What to Expect After Surgery
Once your knee or hip replacement surgery is complete, there are many things you can do to ensure a successful recovery. Find out about the exercises and rehabilitation needed after surgery as well as pain medications and potential risks and complications.
Potential Complications Following Knee Replacement Surgery
As with all major surgical procedures, complications can occur. This is not intended to be a complete list of the possible complications, but these are the most common complications.
Thrombophlebitis, sometimes called Deep Venous Thrombosis (DVT), can occur after any operation, but is more likely to occur following surgery on the hip, pelvis, or knee. DVT occurs when the blood in the large veins of the leg forms blood clots within the veins. This may cause the leg to swell and become warm to the touch and painful. If the blood clots in the veins break apart, they can travel to the lung, where they get lodged in the capillaries of the lung and cut off the blood supply to a portion of the lung. This is called a pulmonary embolism. (Pulmonary = lung, embolism = fragment of something traveling through the vascular system). Our surgeons take preventing DVT very seriously. There are many ways to reduce the risk of DVT, but probably the most effective is getting you moving as soon as possible! Some of the commonly used preventative measures include pressure stockings to keep the blood in the legs moving and taking medications that thin the blood and prevent blood clots from forming.
Infection can be a very serious complication following an artificial joint replacement surgery. The chance of getting an infection following artificial knee replacement is probably somewhere around one percent. Some infections may show up very early - before you leave the hospital. Others may not become apparent for months, or even years, after the operation. Infection can spread into the artificial joint from other infected areas. Your surgeon may want to make sure that you take antibiotics when you have dental work or surgical procedures on your bladder and colon to reduce the risk of spreading germs to the joint.
In some cases, the ability to bend the knee does not return to normal after an artificial knee replacement. Many orthopaedic surgeons are now using a continuous passive motion (CPM) machine immediately after surgery to try and increase the range of motion following artificial knee replacement. Other orthopedic surgeons rely on physical therapy beginning immediately after the surgery to regain the motion. It is not clear which is the best approach. Both approaches have benefits and risks, and the choice is usually made by the surgeon based on his experience and preferences. To be able to use the leg effectively to rise from a chair, the knee must bend at least to 90 degrees. A desirable range of motion should be greater than 110 degrees. Balancing the ligaments and soft tissues (during surgery) is the most important determining factor in regaining an adequate range of motion following knee replacement, but sometimes increasing scarring after surgery can lead to an increasingly stiff knee. If this occurs, your surgeon may recommend taking you back to the operating room, placing you under anesthesia once again, and forcefully manipulating the knee to regain motion. Basically, this allows the surgeon to breakup and stretch the scar tissue without you feeling it. The goal is to increase the motion in the knee without injuring the joint.

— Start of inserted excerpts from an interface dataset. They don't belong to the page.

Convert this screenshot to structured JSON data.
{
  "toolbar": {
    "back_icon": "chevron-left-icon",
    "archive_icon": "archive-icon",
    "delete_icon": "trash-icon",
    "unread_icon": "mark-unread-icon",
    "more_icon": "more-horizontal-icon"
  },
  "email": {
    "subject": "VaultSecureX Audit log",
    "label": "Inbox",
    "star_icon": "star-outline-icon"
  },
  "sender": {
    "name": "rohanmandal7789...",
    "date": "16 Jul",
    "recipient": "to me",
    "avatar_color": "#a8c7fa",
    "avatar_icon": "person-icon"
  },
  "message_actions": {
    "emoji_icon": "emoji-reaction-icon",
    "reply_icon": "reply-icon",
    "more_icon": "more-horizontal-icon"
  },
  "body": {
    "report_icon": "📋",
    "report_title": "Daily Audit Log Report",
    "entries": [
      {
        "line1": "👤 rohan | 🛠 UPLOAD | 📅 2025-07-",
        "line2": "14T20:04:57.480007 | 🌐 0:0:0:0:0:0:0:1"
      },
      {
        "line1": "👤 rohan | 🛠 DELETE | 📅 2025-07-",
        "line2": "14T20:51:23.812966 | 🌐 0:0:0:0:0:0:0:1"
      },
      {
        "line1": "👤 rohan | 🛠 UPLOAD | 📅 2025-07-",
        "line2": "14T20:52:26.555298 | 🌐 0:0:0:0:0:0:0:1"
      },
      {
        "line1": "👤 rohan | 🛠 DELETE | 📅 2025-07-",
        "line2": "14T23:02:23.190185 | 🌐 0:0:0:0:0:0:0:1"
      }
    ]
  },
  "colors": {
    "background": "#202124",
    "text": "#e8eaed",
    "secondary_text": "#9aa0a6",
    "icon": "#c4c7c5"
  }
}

The major reason that artificial joints eventually fail continues to be a process of loosening where the metal or cement meets the bone. There have been great advances in extending how long an artificial joint will last, but all will eventually loosen and require a revision. A loose prosthesis is a problem because it causes pain. Once the pain becomes unbearable, another operation will probably be required to revise the knee replacement.
As with any medical treatment, individual results may vary. Only an orthopedic surgeon can determine whether an orthopaedic implant is an appropriate course of treatment. There are potential risks, and recovery takes time. The performance of the new joint depends on weight, activity level, age and other factors. These need to be discussed with your doctor.
Checking on My Hip Replacement
Being aware of the signs of hip implant complications will help you to know when to seek medical help.
Your hip implant may have complications because:
- The hip joint is moved the wrong way
- The joint surface wears away
- The bone wears away
- The implant becomes loose
- The replacement parts break or fracture
- The cement used to fix the hip cracks or loosens
Implant complications may include one or more of the following signs:
- New or recurrent pain in the groin, hip, buttock or thigh
- Pain with walking
- Pain with rising from a sitting position
- Weakness in the leg
- Decreased movement of the hip joint
- Decreased ability to stand on the leg
- Redness and/or tenderness over the joint
- Gradual or sudden shortening of the leg
Contact your surgeon right away if you believe you are having complications with your hip implant.
Your surgeon will examine your hip and leg. You will probably be asked to have an x-ray or scan of the joint. Your surgeon will decide what is causing the complications and talk to you about treatment options